▶ [PROBLEM REQUIREMENTS]: Please copy all of the entries exactly, but drop every picture.
MATERIAL PROVIDED Start Marker
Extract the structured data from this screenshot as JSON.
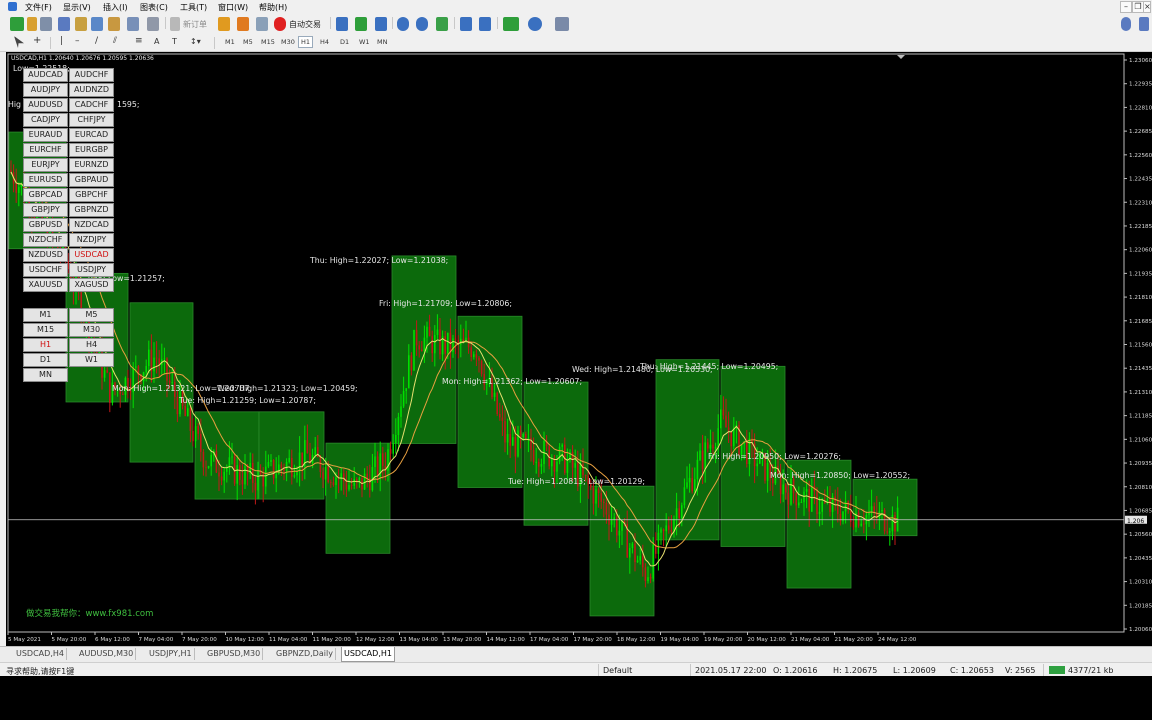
{
  "menu": [
    "文件(F)",
    "显示(V)",
    "插入(I)",
    "图表(C)",
    "工具(T)",
    "窗口(W)",
    "帮助(H)"
  ],
  "toolbar": {
    "new_order": "新订单",
    "autotrade": "自动交易"
  },
  "timeframe_toolbar": [
    "M1",
    "M5",
    "M15",
    "M30",
    "H1",
    "H4",
    "D1",
    "W1",
    "MN"
  ],
  "chart": {
    "info_line": "USDCAD,H1  1.20640 1.20676 1.20595 1.20636",
    "current_price": "1.206",
    "price_labels": [
      "1.23060",
      "1.22935",
      "1.22810",
      "1.22685",
      "1.22560",
      "1.22435",
      "1.22310",
      "1.22185",
      "1.22060",
      "1.21935",
      "1.21810",
      "1.21685",
      "1.21560",
      "1.21435",
      "1.21310",
      "1.21185",
      "1.21060",
      "1.20935",
      "1.20810",
      "1.20685",
      "1.20560",
      "1.20435",
      "1.20310",
      "1.20185",
      "1.20060"
    ],
    "time_labels": [
      "5 May 2021",
      "5 May 20:00",
      "6 May 12:00",
      "7 May 04:00",
      "7 May 20:00",
      "10 May 12:00",
      "11 May 04:00",
      "11 May 20:00",
      "12 May 12:00",
      "13 May 04:00",
      "13 May 20:00",
      "14 May 12:00",
      "17 May 04:00",
      "17 May 20:00",
      "18 May 12:00",
      "19 May 04:00",
      "19 May 20:00",
      "20 May 12:00",
      "21 May 04:00",
      "21 May 20:00",
      "24 May 12:00"
    ],
    "watermark": "做交易我帮你：www.fx981.com",
    "annotations": [
      "Low=1.22518;",
      "Hig",
      "1595;",
      "935;  Low=1.21257;",
      "Thu:  High=1.22027;  Low=1.21038;",
      "Fri:  High=1.21709;  Low=1.20806;",
      "Mon:  High=1.21321;  Low=1.20707;",
      "Wed:  High=1.21323;  Low=1.20459;",
      "Tue:  High=1.21259;  Low=1.20787;",
      "Mon:  High=1.21362;  Low=1.20607;",
      "Wed:  High=1.21480;  Low=1.20530;",
      "Thu:  High=1.21445;  Low=1.20495;",
      "Tue:  High=1.20813;  Low=1.20129;",
      "Fri:  High=1.20950;  Low=1.20276;",
      "Mon:  High=1.20850;  Low=1.20552;"
    ]
  },
  "symbols": [
    "AUDCAD",
    "AUDCHF",
    "AUDJPY",
    "AUDNZD",
    "AUDUSD",
    "CADCHF",
    "CADJPY",
    "CHFJPY",
    "EURAUD",
    "EURCAD",
    "EURCHF",
    "EURGBP",
    "EURJPY",
    "EURNZD",
    "EURUSD",
    "GBPAUD",
    "GBPCAD",
    "GBPCHF",
    "GBPJPY",
    "GBPNZD",
    "GBPUSD",
    "NZDCAD",
    "NZDCHF",
    "NZDJPY",
    "NZDUSD",
    "USDCAD",
    "USDCHF",
    "USDJPY",
    "XAUUSD",
    "XAGUSD"
  ],
  "active_symbol": "USDCAD",
  "tf_buttons": [
    "M1",
    "M5",
    "M15",
    "M30",
    "H1",
    "H4",
    "D1",
    "W1",
    "MN"
  ],
  "active_tf": "H1",
  "tabs": [
    "USDCAD,H4",
    "AUDUSD,M30",
    "USDJPY,H1",
    "GBPUSD,M30",
    "GBPNZD,Daily",
    "USDCAD,H1"
  ],
  "active_tab": "USDCAD,H1",
  "status": {
    "help": "寻求帮助,请按F1键",
    "profile": "Default",
    "datetime": "2021.05.17 22:00",
    "open": "O: 1.20616",
    "high": "H: 1.20675",
    "low": "L: 1.20609",
    "close": "C: 1.20653",
    "volume": "V: 2565",
    "traffic": "4377/21 kb"
  },
  "colors": {
    "box_fill": "#0c6a0c",
    "bull": "#00e000",
    "bear": "#c01818",
    "ma_fast": "#e8e070",
    "ma_slow": "#e8a040"
  }
}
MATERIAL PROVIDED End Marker
▶ [RESPONSE BELOW]:
Extract the structured data from this screenshot as JSON.
{
  "menu": [
    "文件(F)",
    "显示(V)",
    "插入(I)",
    "图表(C)",
    "工具(T)",
    "窗口(W)",
    "帮助(H)"
  ],
  "toolbar": {
    "new_order": "新订单",
    "autotrade": "自动交易"
  },
  "timeframe_toolbar": [
    "M1",
    "M5",
    "M15",
    "M30",
    "H1",
    "H4",
    "D1",
    "W1",
    "MN"
  ],
  "chart": {
    "info_line": "USDCAD,H1  1.20640 1.20676 1.20595 1.20636",
    "current_price": "1.206",
    "price_labels": [
      "1.23060",
      "1.22935",
      "1.22810",
      "1.22685",
      "1.22560",
      "1.22435",
      "1.22310",
      "1.22185",
      "1.22060",
      "1.21935",
      "1.21810",
      "1.21685",
      "1.21560",
      "1.21435",
      "1.21310",
      "1.21185",
      "1.21060",
      "1.20935",
      "1.20810",
      "1.20685",
      "1.20560",
      "1.20435",
      "1.20310",
      "1.20185",
      "1.20060"
    ],
    "time_labels": [
      "5 May 2021",
      "5 May 20:00",
      "6 May 12:00",
      "7 May 04:00",
      "7 May 20:00",
      "10 May 12:00",
      "11 May 04:00",
      "11 May 20:00",
      "12 May 12:00",
      "13 May 04:00",
      "13 May 20:00",
      "14 May 12:00",
      "17 May 04:00",
      "17 May 20:00",
      "18 May 12:00",
      "19 May 04:00",
      "19 May 20:00",
      "20 May 12:00",
      "21 May 04:00",
      "21 May 20:00",
      "24 May 12:00"
    ],
    "watermark": "做交易我帮你：www.fx981.com",
    "annotations": [
      "Low=1.22518;",
      "Hig",
      "1595;",
      "935;  Low=1.21257;",
      "Thu:  High=1.22027;  Low=1.21038;",
      "Fri:  High=1.21709;  Low=1.20806;",
      "Mon:  High=1.21321;  Low=1.20707;",
      "Wed:  High=1.21323;  Low=1.20459;",
      "Tue:  High=1.21259;  Low=1.20787;",
      "Mon:  High=1.21362;  Low=1.20607;",
      "Wed:  High=1.21480;  Low=1.20530;",
      "Thu:  High=1.21445;  Low=1.20495;",
      "Tue:  High=1.20813;  Low=1.20129;",
      "Fri:  High=1.20950;  Low=1.20276;",
      "Mon:  High=1.20850;  Low=1.20552;"
    ]
  },
  "symbols": [
    "AUDCAD",
    "AUDCHF",
    "AUDJPY",
    "AUDNZD",
    "AUDUSD",
    "CADCHF",
    "CADJPY",
    "CHFJPY",
    "EURAUD",
    "EURCAD",
    "EURCHF",
    "EURGBP",
    "EURJPY",
    "EURNZD",
    "EURUSD",
    "GBPAUD",
    "GBPCAD",
    "GBPCHF",
    "GBPJPY",
    "GBPNZD",
    "GBPUSD",
    "NZDCAD",
    "NZDCHF",
    "NZDJPY",
    "NZDUSD",
    "USDCAD",
    "USDCHF",
    "USDJPY",
    "XAUUSD",
    "XAGUSD"
  ],
  "active_symbol": "USDCAD",
  "tf_buttons": [
    "M1",
    "M5",
    "M15",
    "M30",
    "H1",
    "H4",
    "D1",
    "W1",
    "MN"
  ],
  "active_tf": "H1",
  "tabs": [
    "USDCAD,H4",
    "AUDUSD,M30",
    "USDJPY,H1",
    "GBPUSD,M30",
    "GBPNZD,Daily",
    "USDCAD,H1"
  ],
  "active_tab": "USDCAD,H1",
  "status": {
    "help": "寻求帮助,请按F1键",
    "profile": "Default",
    "datetime": "2021.05.17 22:00",
    "open": "O: 1.20616",
    "high": "H: 1.20675",
    "low": "L: 1.20609",
    "close": "C: 1.20653",
    "volume": "V: 2565",
    "traffic": "4377/21 kb"
  },
  "colors": {
    "box_fill": "#0c6a0c",
    "bull": "#00e000",
    "bear": "#c01818",
    "ma_fast": "#e8e070",
    "ma_slow": "#e8a040"
  }
}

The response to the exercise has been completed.